Pope Benedict XVI, 2005
Read the Document DEUS CARITAS ES
Pope Benedict XVI wrote the encyclical Deus Caritas Est in 2005 about God’s love for humanity. In a world where the name of God is sometimes associated with vengeance or even hatred, Benedict seeks to speak of the limitless love that God lavishes on humanity.
The encyclical is divided into two parts. The first section discusses God’s love and the reality of human love. In the second part, Benedict focuses on the commandment to love one’s neighbor especially the laities role in creating a just society.
Love is one of the most frequently used words to express one’s emotions, yet the word has several different meanings. Love between a man and a woman is known as eros, an ancient Greek term used only twice in the Old Testament and never in the New Testament. The Gospel writers preferred the term agape to describe Christian love demonstrated by Jesus.
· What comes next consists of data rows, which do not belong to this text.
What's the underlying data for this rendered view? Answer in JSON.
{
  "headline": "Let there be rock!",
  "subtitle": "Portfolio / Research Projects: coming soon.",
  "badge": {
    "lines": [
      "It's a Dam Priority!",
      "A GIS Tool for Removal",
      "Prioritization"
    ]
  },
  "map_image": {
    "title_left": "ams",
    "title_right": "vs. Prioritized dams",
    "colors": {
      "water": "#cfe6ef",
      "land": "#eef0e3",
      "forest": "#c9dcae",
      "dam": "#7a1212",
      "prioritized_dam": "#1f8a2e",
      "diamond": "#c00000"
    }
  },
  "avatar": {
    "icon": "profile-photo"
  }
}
In contemporary language, eros is often reduced to pure “sex” as a commodity. Society has relegated eros to a simple biological function rather than as a component of overall existential freedom. In contrast, agape is used to describe a “searching” love – one that involves the real discovery of another and moving beyond selfish character.
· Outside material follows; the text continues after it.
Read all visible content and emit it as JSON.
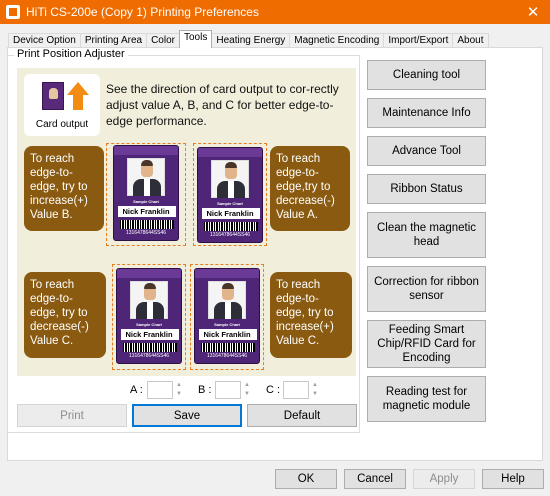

These two forms of love, eros and agape, can never be completely separated. If one wishes to give love, they must also be able to receive love. These two concepts represent two different dimensions of love and when completely separated from one another the result is an incomplete notion of love.
The Church is called to proclaim the word of God, celebrate the sacraments, and practice the ministry of charity – all of which are equally important. The Church and Christians are called to join in the struggle for justice and love in the world today. As believers it is our responsibility to show our love of neighbors grounded in love of God.
Pope Benedict XVI points out that it is the role of the laity to create a just society in their communities and nations. It is the role of the Bishops, he says, to teach the laity what a just society looks like.
The Church’s charity is independent of parties and ideologies, and is a concrete way to show the love which humanity needs. Charitable activities ought to be guided by faith and a mission of love.
Jesus is the ultimate example of love. “His death on the Cross is the culmination of that turning of God against himself in which he gives himself in order to raise man up and save him.” (Paragraph 12) God loved humanity first, and in loving our neighbors we demonstrate our love for Him.